Monday, April 30, 2012
Executives of Advanced Cell Technology, which has been repeatedly rejected for funding by the $3 billion California stem cell agency, will participate this week in the agency's Internet "webinar" on research involving the human eye.
ACT, which is engaged in the only hESC clinical trial in the nation, was held up earlier this month (see here and here) at an Institute of Medicine hearing as a prime example of the California's agency's failure to fund the stem cell industry in any significant way.
Nonetheless, three ACT execs are scheduled to be online for the CIRM session on Wednesday: Gary Rabin, the CEO of ACT; Matthew Vincent, director of business development, and Edmund Mickunas, vice president of regulatory affairs. The webinar will deal with regulatory issues with the FDA and clinical trials involving the eye.

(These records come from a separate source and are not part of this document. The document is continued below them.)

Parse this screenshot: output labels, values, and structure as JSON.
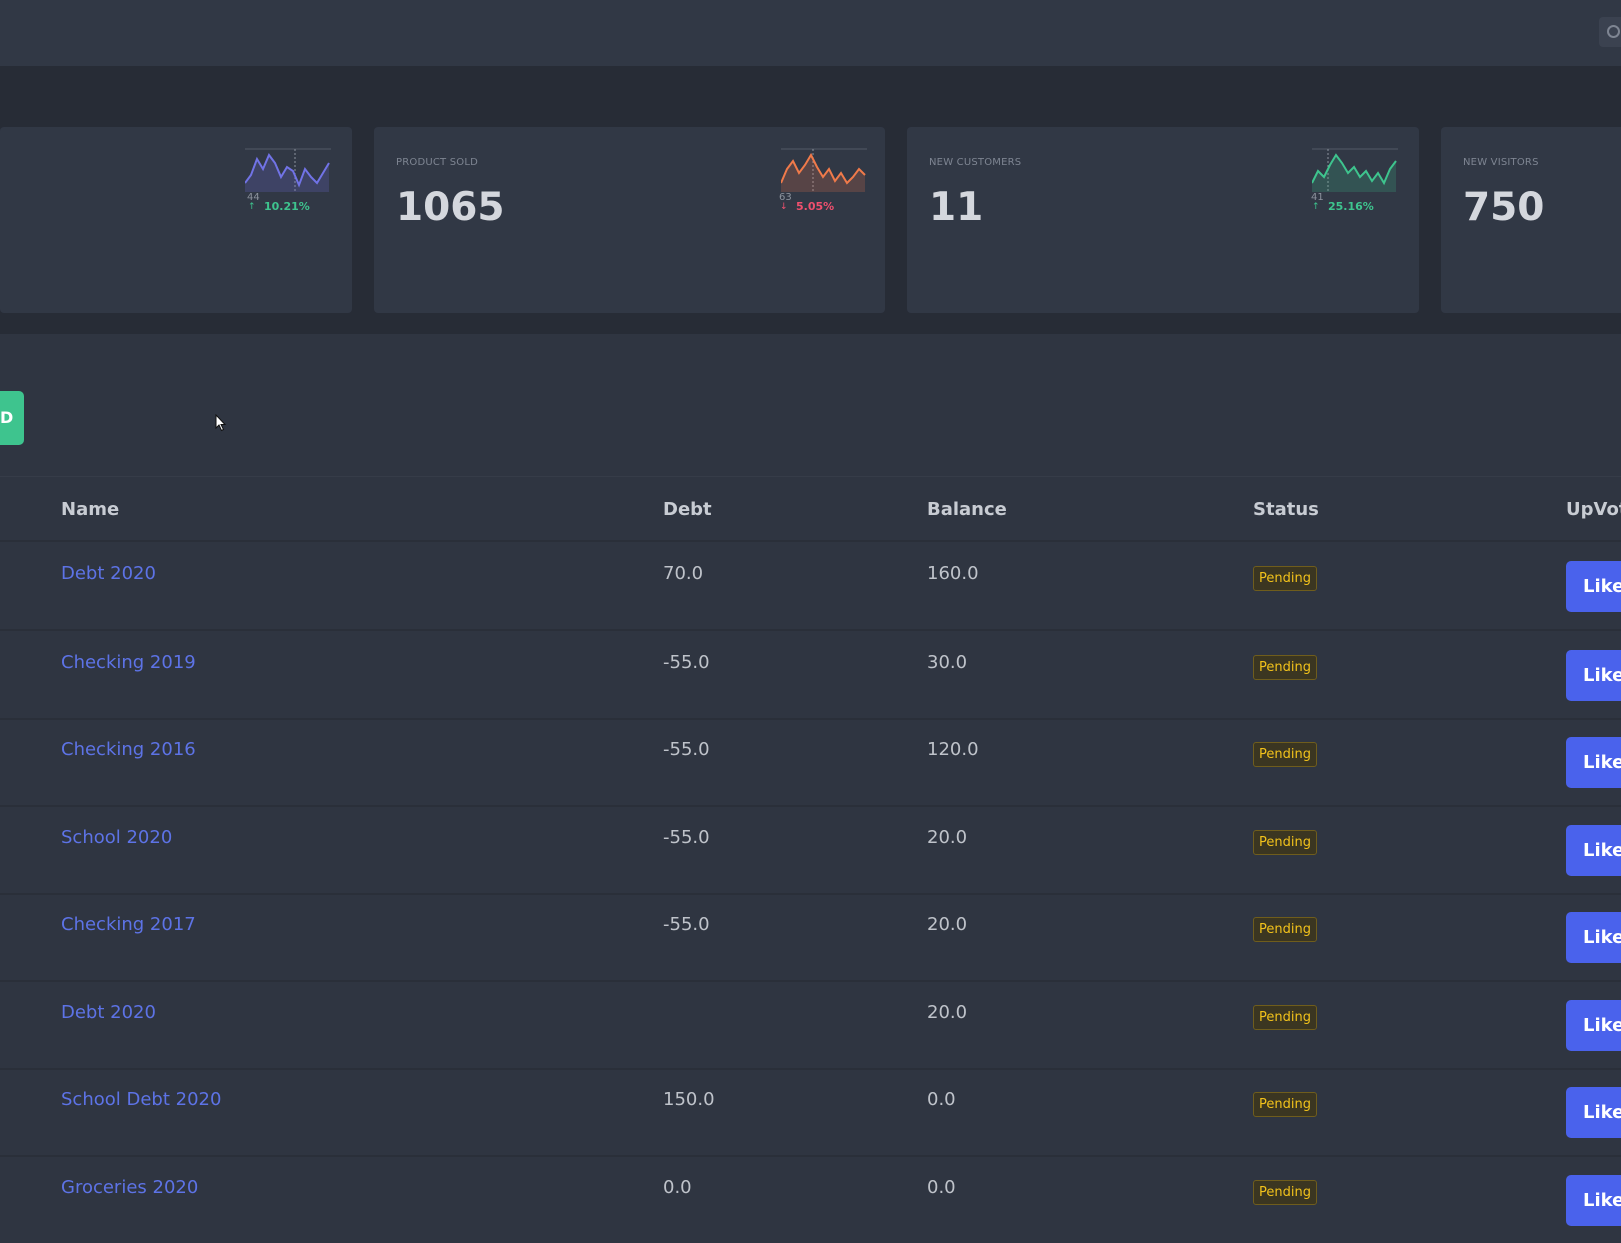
{
  "stats": [
    {
      "label": "",
      "value": "",
      "spark_num": "44",
      "percent": "10.21%",
      "trend": "up",
      "color": "#7173e6"
    },
    {
      "label": "PRODUCT SOLD",
      "value": "1065",
      "spark_num": "63",
      "percent": "5.05%",
      "trend": "down",
      "color": "#f07a4a"
    },
    {
      "label": "NEW CUSTOMERS",
      "value": "11",
      "spark_num": "41",
      "percent": "25.16%",
      "trend": "up",
      "color": "#3ec48e"
    },
    {
      "label": "NEW VISITORS",
      "value": "750"
    }
  ],
  "colors": {
    "up": "#3ec48e",
    "down": "#f0506e",
    "link": "#5d73e6",
    "badge": "#f2c21b",
    "primary": "#4a62ec"
  },
  "add_button_label": "D",
  "table": {
    "columns": [
      "Name",
      "Debt",
      "Balance",
      "Status",
      "UpVote"
    ],
    "rows": [
      {
        "name": "Debt 2020",
        "debt": "70.0",
        "balance": "160.0",
        "status": "Pending",
        "action": "Like"
      },
      {
        "name": "Checking 2019",
        "debt": "-55.0",
        "balance": "30.0",
        "status": "Pending",
        "action": "Like"
      },
      {
        "name": "Checking 2016",
        "debt": "-55.0",
        "balance": "120.0",
        "status": "Pending",
        "action": "Like"
      },
      {
        "name": "School 2020",
        "debt": "-55.0",
        "balance": "20.0",
        "status": "Pending",
        "action": "Like"
      },
      {
        "name": "Checking 2017",
        "debt": "-55.0",
        "balance": "20.0",
        "status": "Pending",
        "action": "Like"
      },
      {
        "name": "Debt 2020",
        "debt": "",
        "balance": "20.0",
        "status": "Pending",
        "action": "Like"
      },
      {
        "name": "School Debt 2020",
        "debt": "150.0",
        "balance": "0.0",
        "status": "Pending",
        "action": "Like"
      },
      {
        "name": "Groceries 2020",
        "debt": "0.0",
        "balance": "0.0",
        "status": "Pending",
        "action": "Like"
      }
    ]
  },
  "icons": {
    "search": "search-icon",
    "cursor": "mouse-cursor-icon",
    "arrow_up": "arrow-up-icon",
    "arrow_down": "arrow-down-icon"
  }
}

Also on the panel are Samuel Barone, medical officer with the FDA, and Mark Humayun, professor of opthamology at USC, who is the PI on a $16 million macular degeneration grant from CIRM.
So what is the significance of ACT's participation in the CIRM event? If the relationship between ACT and CIRM has been touchy, this sort of cooperation is probably a good sign for both. For one, CIRM could have hardly staged the webinar without ACT, given the subject matter. But if the agency did not want to engage ACT, it could have simply done nothing about setting up a webinar in which the firm would participate.
Does this mean that ACT is going to receive a handsome grant or loan from CIRM? CIRM has established procedures (RFAs, peer review, etc.) for approval of funding, and ACT would have to go through that process unless CIRM does something very unusual.
Wednesday's event is aimed at researchers and is likely to be technical. Persons interested in taking part must register in advance.